Myth #1: Mental health problems don't affect me.
Fact: One in four people around the world will be affected by mental health at some point in their lives. (World Health Organization). However ⅔ of people with a mental health condition won’t seek help. If you aren’t experiencing mental health symptoms, odds are someone you love is. Also, suicide is the second leading cause of death for 15-24 year olds.
Myth #2: Youth don't experience mental health problems.
Half of all mental health disorders show first signs before the age of 14. Two/thirds of mental health disorders show their first signs before the age of 24. Eating disorders can develop as young as 8 years old.
Myth #3: Having a mental illness makes me different.
A mental health diagnosis is incredibly common; one in five individuals will be diagnosed with a mental illness throughout their life. There are other people just like you! A mental illness may be a part of who you are, but it doesn't define you. Don't let others' judgments hold you back from being you - the right people will stick by you no matter what diagnosis you have!
Myth #4: Having a mental health condition means I'm not strong enough to face my problems.
Many factors go into a mental health condition including: genetic predisposition, traumatic experiences, history of abuse, brain chemistry, and family history. Medications may be necessary to adjust brain chemistry or therapy to address traumatic experiences. Reaching out for help is an act of bravery, not weakness
Myth #5: I can't do anything for someone experiencing a mental illness.
Friends, family, and loved ones are a huge part of the path to wellness. Only 44% of adults and less than 20% of children with mental health problems ever receive the treatment needed to better their quality of life. You can help by: reaching out to your loved one, offering a listening ear, provide resources to mental health services, refuse to use stigmatizing labels like “crazy” or “psycho”and, possibly most importantly, treating them with respect and love.
Myth #6: I will be negatively impacted by my mental illness for life.
With the appropriate treatment and care, recovery is possible!

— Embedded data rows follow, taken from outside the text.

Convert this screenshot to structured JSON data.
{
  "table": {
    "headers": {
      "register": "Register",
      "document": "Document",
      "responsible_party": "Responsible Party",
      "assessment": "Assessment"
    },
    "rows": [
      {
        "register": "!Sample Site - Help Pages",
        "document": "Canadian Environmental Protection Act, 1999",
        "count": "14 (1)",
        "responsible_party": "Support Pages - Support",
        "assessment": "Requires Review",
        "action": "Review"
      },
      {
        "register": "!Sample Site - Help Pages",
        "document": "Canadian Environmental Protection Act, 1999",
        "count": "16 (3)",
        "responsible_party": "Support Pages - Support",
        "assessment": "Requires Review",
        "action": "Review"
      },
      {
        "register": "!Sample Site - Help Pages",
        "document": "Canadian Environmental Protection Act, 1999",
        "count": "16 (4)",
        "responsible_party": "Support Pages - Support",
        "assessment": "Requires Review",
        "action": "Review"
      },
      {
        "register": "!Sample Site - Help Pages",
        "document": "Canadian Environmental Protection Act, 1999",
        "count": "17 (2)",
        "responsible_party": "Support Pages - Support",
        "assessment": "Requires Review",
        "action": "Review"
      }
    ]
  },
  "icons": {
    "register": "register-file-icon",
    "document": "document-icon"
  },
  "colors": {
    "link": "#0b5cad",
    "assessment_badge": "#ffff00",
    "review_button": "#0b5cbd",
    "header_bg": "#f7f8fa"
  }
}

Although your mental illness is likely to be with you for life, this does not mean that it defines you. You will learn coping skills and perhaps take a prescribed medication, but you will still be able to do all of things you plan to do! You are a recovery champion.
MYTHS VS. FACTS
We're decoding the most common mental health myths and giving you the facts!
The topic of mental health often comes with negative perceptions, judgment and fear of the unknown.
To Be Honest wants to address some of the common misconceptions about mental health and set the
record straight to show how mental health is common and more ordinary than you might believe.